Malta’s Kurt’kurt0411’ Fenech, a 23-year-old former odds compiler for a sports betting company who says he now earns far more from gaming, welcomed that.
“People might think ‘Oh, it doesn’t belong in esport’ but it 100 percent does,” he told reporters in a roped-off World Cup-style media mixed zone.
“We have to play a game which requires full concentration and I know that there’s stuff out there that can help you with that. So I’m really pleased there is an anti-doping. It’s needed in every sport and we are a sport now.
“The testing is really extreme, it’s like professional football.
“They’ve just picked three people randomly,” he added, gesturing towards the brightly lit ‘field of play’ where players and coaches sat in booths and stared intensely at screens.
Alexander ‘Alekzandur’ Garcia Betancourt, the only American in the finals, said Adderall was the drug most commonly mentioned.
“It’s normally for people with ADHD so if you don’t have that and you abuse it, it’s very easy to gain an advantage,” he said.
“It’s good that they are doing that now with the doping controls,” added the 19-year-old Kansas City native who has signed for his local MLS side.
“We follow the same WADA (World Anti-Doping Agency) regulations as normal athletes.

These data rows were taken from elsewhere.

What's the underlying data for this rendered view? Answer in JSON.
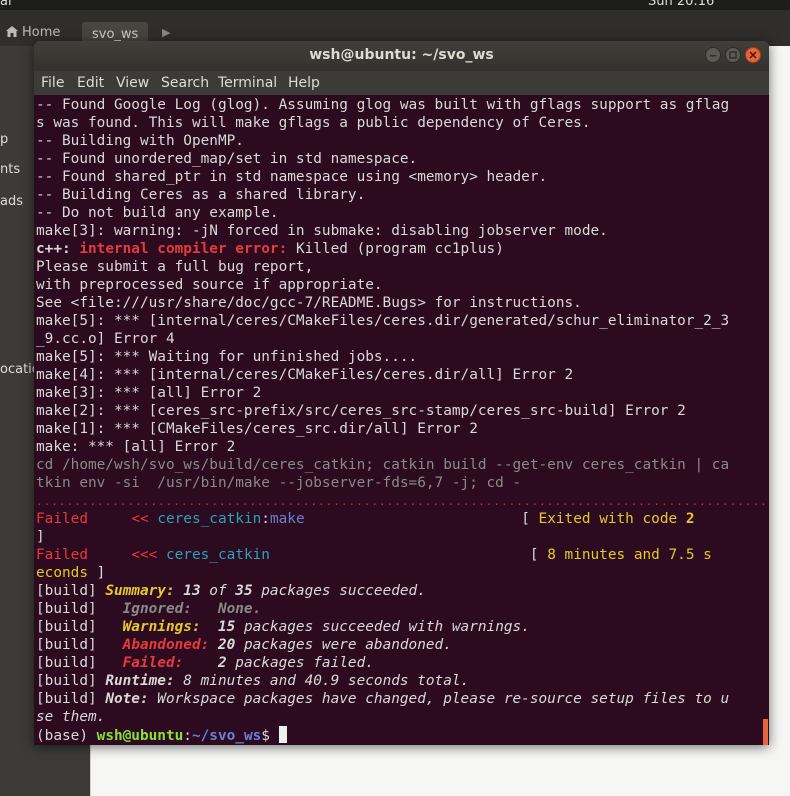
{
  "desktop": {
    "menu_label": "al",
    "clock": "Sun 20:16",
    "power_icon": "chevron-down-icon"
  },
  "files": {
    "home_label": "Home",
    "current_folder": "svo_ws",
    "sidebar_fragments": [
      "p",
      "nts",
      "ads",
      "ocatio"
    ]
  },
  "terminal": {
    "title": "wsh@ubuntu: ~/svo_ws",
    "menu": [
      "File",
      "Edit",
      "View",
      "Search",
      "Terminal",
      "Help"
    ],
    "lines": [
      [
        {
          "t": "-- Found Google Log (glog). Assuming glog was built with gflags support as gflag"
        }
      ],
      [
        {
          "t": "s was found. This will make gflags a public dependency of Ceres."
        }
      ],
      [
        {
          "t": "-- Building with OpenMP."
        }
      ],
      [
        {
          "t": "-- Found unordered_map/set in std namespace."
        }
      ],
      [
        {
          "t": "-- Found shared_ptr in std namespace using <memory> header."
        }
      ],
      [
        {
          "t": "-- Building Ceres as a shared library."
        }
      ],
      [
        {
          "t": "-- Do not build any example."
        }
      ],
      [
        {
          "t": "make[3]: warning: -jN forced in submake: disabling jobserver mode."
        }
      ],
      [
        {
          "t": "c++: ",
          "c": "b"
        },
        {
          "t": "internal compiler error: ",
          "c": "b red"
        },
        {
          "t": "Killed (program cc1plus)"
        }
      ],
      [
        {
          "t": "Please submit a full bug report,"
        }
      ],
      [
        {
          "t": "with preprocessed source if appropriate."
        }
      ],
      [
        {
          "t": "See <file:///usr/share/doc/gcc-7/README.Bugs> for instructions."
        }
      ],
      [
        {
          "t": "make[5]: *** [internal/ceres/CMakeFiles/ceres.dir/generated/schur_eliminator_2_3"
        }
      ],
      [
        {
          "t": "_9.cc.o] Error 4"
        }
      ],
      [
        {
          "t": "make[5]: *** Waiting for unfinished jobs...."
        }
      ],
      [
        {
          "t": "make[4]: *** [internal/ceres/CMakeFiles/ceres.dir/all] Error 2"
        }
      ],
      [
        {
          "t": "make[3]: *** [all] Error 2"
        }
      ],
      [
        {
          "t": "make[2]: *** [ceres_src-prefix/src/ceres_src-stamp/ceres_src-build] Error 2"
        }
      ],
      [
        {
          "t": "make[1]: *** [CMakeFiles/ceres_src.dir/all] Error 2"
        }
      ],
      [
        {
          "t": "make: *** [all] Error 2"
        }
      ],
      [
        {
          "t": "cd /home/wsh/svo_ws/build/ceres_catkin; catkin build --get-env ceres_catkin | ca",
          "c": "grey"
        }
      ],
      [
        {
          "t": "tkin env -si  /usr/bin/make --jobserver-fds=6,7 -j; cd -",
          "c": "grey"
        }
      ],
      [
        {
          "t": "..................................................................................................................",
          "c": "dots"
        }
      ],
      [
        {
          "t": "Failed",
          "c": "red"
        },
        {
          "t": "     "
        },
        {
          "t": "<<",
          "c": "red"
        },
        {
          "t": " "
        },
        {
          "t": "ceres_catkin",
          "c": "cyan"
        },
        {
          "t": ":"
        },
        {
          "t": "make",
          "c": "blue"
        },
        {
          "t": "                         [ "
        },
        {
          "t": "Exited with code ",
          "c": "yellow"
        },
        {
          "t": "2",
          "c": "b yellow"
        }
      ],
      [
        {
          "t": "]"
        }
      ],
      [
        {
          "t": "Failed",
          "c": "red"
        },
        {
          "t": "     "
        },
        {
          "t": "<<<",
          "c": "red"
        },
        {
          "t": " "
        },
        {
          "t": "ceres_catkin",
          "c": "cyan"
        },
        {
          "t": "                              [ "
        },
        {
          "t": "8 minutes and 7.5 s",
          "c": "yellow"
        }
      ],
      [
        {
          "t": "econds",
          "c": "yellow"
        },
        {
          "t": " ]"
        }
      ],
      [
        {
          "t": "[build] "
        },
        {
          "t": "Summary: ",
          "c": "b i yellow"
        },
        {
          "t": "13",
          "c": "b i"
        },
        {
          "t": " of ",
          "c": "i"
        },
        {
          "t": "35",
          "c": "b i"
        },
        {
          "t": " packages succeeded.",
          "c": "i"
        }
      ],
      [
        {
          "t": "[build]   "
        },
        {
          "t": "Ignored:   None.",
          "c": "b i grey"
        }
      ],
      [
        {
          "t": "[build]   "
        },
        {
          "t": "Warnings:  ",
          "c": "b i yellow"
        },
        {
          "t": "15",
          "c": "b i"
        },
        {
          "t": " packages succeeded with warnings.",
          "c": "i"
        }
      ],
      [
        {
          "t": "[build]   "
        },
        {
          "t": "Abandoned: ",
          "c": "b i red"
        },
        {
          "t": "20",
          "c": "b i"
        },
        {
          "t": " packages were abandoned.",
          "c": "i"
        }
      ],
      [
        {
          "t": "[build]   "
        },
        {
          "t": "Failed:    ",
          "c": "b i red"
        },
        {
          "t": "2",
          "c": "b i"
        },
        {
          "t": " packages failed.",
          "c": "i"
        }
      ],
      [
        {
          "t": "[build] "
        },
        {
          "t": "Runtime: ",
          "c": "b i"
        },
        {
          "t": "8 minutes and 40.9 seconds total.",
          "c": "i"
        }
      ],
      [
        {
          "t": "[build] "
        },
        {
          "t": "Note: ",
          "c": "b i"
        },
        {
          "t": "Workspace packages have changed, please re-source setup files to u",
          "c": "i"
        }
      ],
      [
        {
          "t": "se them.",
          "c": "i"
        }
      ],
      [
        {
          "t": "(base) "
        },
        {
          "t": "wsh@ubuntu",
          "c": "b green"
        },
        {
          "t": ":"
        },
        {
          "t": "~/svo_ws",
          "c": "b blue"
        },
        {
          "t": "$ "
        }
      ]
    ]
  },
  "colors": {
    "terminal_bg": "#2c0a1f",
    "close_button": "#e8643a",
    "error_red": "#e53b3b",
    "package_cyan": "#2aa3b8",
    "warning_yellow": "#e4c92a"
  }
}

We have to follow those rules, make sure we’re not taking anything we’re not supposed to.”
Fenech, who estimated his earnings were on a par with those of professional Maltese soccer players, felt he was also representing his country — whose team are ranked 184th in the world by FIFA , one place behind Bhutan and just ahead of Macau.
“If I can go on to win this I could become president,” he laughed.
“Our football is nowhere near where we should be and we do usually finish last so for me to compete with the best of the other countries – Germany, France, England – it’s definitely something for a country to be proud of.”
Editing by Peter Rutherford